As the story resumes in Parshat Vayigash, the Jewish world is crumbling further: Yehudah threatens to send his brothers on a violent rampage if this Egyptian Prime Minister (i.e. Joseph) doesn't stop his oppressive tactics.
At this very moment – with the brothers toe-to-toe, locked in an explosive impasse – Joseph reveals himself as their long-lost brother. With three words, "I am Joseph" (Genesis 45:3), everything now becomes clear. The previous 22 years of doubt and suffering were all worth it, "all part of G-d's master plan," says Joseph. The reunited brothers hug, and all's well that ends well.
Rabbi Zev Leff asks: Why did the previous parsha have to end with such a cliffhanger? Why didn't the Torah simply extend Parshat Mikeitz a few more verses and include the resolution of this story? Why do we have to wait a whole week to find out what happens?!
Recall how this entire sequence of events began: Joseph was estranged from his brothers, sold into slavery, then consigned to an Egyptian dungeon. He rises to prominence, positioned to save his family from a devastating famine – and even gets the brothers to bow as a fulfillment of his ealier dreams.
More than any other biblical account, this story illustrates how "everything turns out good in end." In order to drive home the lesson, the Torah makes us wait one week to find out the ending!
In a sense this is the story of our own lives as well. We work, we plan, we struggle – and things often end up a mess. The righteous suffer and the wicked prosper. How do the pieces of this puzzle possibly fit together?
The premise for this question stems from a limited perspective. We often imagine that the world began when we're born, and ends when we die. Everything beforehand is lumped together as "ancient history." If we can't understand it today, we conclude that it makes no sense at all.
In truth, we are here on Earth for only a short time. We cannot see the "Big Picture." We don't know all the details that happened beforehand, and we certainly don't know what will happen after we're gone. It's unfair to take a single event out of context and question what appears to be injustice. We might not see the answer immediately; we might not even see it in our lifetime.
Perhaps that's why older people possess a special wisdom – through the perspective of time, they've seen how seemingly unrelated events connect together.
Parshat Vayigash tells how Jacob, his children and grandchildren all get ready to move down to Egypt. And the verse says that Jacob sent his son Yehudah ahead to make preparations for their arrival. The word for preparation is "L'horot" - related to the word Torah. In other words, Yehudah went ahead to set up a yeshiva, a school of Torah study.

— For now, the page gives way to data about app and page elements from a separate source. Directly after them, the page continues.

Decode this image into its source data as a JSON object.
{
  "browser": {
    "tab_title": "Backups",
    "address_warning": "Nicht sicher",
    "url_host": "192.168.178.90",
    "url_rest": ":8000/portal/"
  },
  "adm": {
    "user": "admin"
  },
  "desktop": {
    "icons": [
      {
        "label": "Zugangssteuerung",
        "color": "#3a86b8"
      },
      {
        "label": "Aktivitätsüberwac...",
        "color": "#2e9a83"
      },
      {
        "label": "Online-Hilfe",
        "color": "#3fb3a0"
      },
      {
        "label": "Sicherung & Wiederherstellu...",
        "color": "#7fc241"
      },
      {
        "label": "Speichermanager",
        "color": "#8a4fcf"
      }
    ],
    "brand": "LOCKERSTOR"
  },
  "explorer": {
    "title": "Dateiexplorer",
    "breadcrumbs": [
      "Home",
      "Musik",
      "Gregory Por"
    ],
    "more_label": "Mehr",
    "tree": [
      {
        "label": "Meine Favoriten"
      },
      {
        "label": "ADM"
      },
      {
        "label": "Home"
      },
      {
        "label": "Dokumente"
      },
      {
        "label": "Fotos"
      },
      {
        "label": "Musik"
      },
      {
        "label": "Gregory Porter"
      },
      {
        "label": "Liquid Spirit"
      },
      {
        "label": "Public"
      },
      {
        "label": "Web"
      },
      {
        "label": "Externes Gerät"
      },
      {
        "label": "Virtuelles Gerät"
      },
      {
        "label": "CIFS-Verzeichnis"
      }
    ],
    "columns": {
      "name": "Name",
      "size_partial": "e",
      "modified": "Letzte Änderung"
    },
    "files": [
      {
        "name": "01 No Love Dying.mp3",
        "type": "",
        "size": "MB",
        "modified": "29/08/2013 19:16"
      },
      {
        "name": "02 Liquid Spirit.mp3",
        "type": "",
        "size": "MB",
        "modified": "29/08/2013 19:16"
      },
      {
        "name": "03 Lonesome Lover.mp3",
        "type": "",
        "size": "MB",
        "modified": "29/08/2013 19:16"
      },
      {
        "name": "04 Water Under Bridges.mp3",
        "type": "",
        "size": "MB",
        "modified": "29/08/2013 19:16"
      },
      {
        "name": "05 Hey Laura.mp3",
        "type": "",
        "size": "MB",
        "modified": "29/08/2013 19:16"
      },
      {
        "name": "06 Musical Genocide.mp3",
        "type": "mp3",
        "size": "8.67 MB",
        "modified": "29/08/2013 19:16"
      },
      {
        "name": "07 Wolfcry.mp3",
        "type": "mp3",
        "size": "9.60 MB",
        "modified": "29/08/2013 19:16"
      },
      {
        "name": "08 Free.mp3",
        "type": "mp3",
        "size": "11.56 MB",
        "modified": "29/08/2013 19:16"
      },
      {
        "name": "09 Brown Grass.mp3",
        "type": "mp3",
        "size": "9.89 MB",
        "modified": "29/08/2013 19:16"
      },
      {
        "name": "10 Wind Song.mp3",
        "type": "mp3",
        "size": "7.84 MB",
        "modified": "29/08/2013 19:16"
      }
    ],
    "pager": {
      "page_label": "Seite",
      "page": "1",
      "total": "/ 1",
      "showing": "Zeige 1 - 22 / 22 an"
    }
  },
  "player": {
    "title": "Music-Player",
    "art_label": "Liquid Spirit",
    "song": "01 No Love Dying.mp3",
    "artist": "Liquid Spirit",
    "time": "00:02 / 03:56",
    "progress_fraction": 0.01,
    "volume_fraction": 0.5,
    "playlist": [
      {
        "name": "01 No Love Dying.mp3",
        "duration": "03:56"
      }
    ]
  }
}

Here we see the primacy of Torah study. Judaism without Torah is like a body without a soul, devoid of its most essential lifeline. Indeed, the Talmud says that "Torah scholars bring peace to the world." That's because the goal of Torah study is to develop caring, thinking human beings, who honor every person as created in the image of God. Torah scholars, therefore, are role models of peace whose influence radiates outward and affects, ultimately, the whole world.
Though there was a time when American Jewry largely disregarded the value of Torah study, the tide is now turning. The recent emergence of "community kollels" is raising the standard of commitment, and leaders from across the Jewish spectrum are proclaiming that Torah study is crucial to preserving Jewish identity. In the words of the leader of the American Reform movement:
"Only education rooted in a commitment to G-d, Torah and mitzvot will succeed; nothing else in the 3,000-year history of the Jewish people has ever worked."
That idea is right here in this parsha - when Jacob sent Yehudah to open a Torah academy, laying the foundation of Jewish life in Egypt.